Stored items from a collection:
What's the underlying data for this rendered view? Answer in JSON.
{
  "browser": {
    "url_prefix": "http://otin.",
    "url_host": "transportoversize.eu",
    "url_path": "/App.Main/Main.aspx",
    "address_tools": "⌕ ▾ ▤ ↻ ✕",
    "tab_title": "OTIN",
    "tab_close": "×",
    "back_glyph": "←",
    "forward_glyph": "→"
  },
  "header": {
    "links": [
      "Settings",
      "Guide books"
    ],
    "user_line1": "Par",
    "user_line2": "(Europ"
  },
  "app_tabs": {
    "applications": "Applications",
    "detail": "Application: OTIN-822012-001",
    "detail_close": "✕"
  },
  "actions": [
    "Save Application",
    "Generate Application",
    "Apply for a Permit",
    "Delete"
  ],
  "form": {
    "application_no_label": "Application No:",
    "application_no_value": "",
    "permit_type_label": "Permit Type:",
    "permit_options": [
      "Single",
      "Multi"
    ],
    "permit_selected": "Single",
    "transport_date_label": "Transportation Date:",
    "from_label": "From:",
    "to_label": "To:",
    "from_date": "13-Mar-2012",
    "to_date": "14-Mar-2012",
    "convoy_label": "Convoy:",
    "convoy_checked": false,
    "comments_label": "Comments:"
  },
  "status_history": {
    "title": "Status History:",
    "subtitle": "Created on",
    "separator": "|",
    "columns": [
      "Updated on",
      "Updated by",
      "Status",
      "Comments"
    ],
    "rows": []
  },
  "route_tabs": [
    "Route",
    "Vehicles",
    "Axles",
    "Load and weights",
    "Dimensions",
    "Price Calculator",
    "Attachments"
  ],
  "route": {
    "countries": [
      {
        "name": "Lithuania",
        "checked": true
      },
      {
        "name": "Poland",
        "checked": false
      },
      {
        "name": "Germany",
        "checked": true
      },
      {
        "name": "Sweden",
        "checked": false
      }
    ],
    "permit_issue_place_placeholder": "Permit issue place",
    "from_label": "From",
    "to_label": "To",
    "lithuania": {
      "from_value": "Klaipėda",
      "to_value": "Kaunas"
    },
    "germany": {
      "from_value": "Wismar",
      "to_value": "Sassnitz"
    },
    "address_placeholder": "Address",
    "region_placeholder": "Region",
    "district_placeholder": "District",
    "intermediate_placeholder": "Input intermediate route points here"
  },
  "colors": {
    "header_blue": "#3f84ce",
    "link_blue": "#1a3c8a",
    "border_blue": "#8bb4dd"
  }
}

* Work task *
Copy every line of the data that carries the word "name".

* Result of the exercise *
        "name": "Lithuania",
        "name": "Poland",
        "name": "Germany",
        "name": "Sweden",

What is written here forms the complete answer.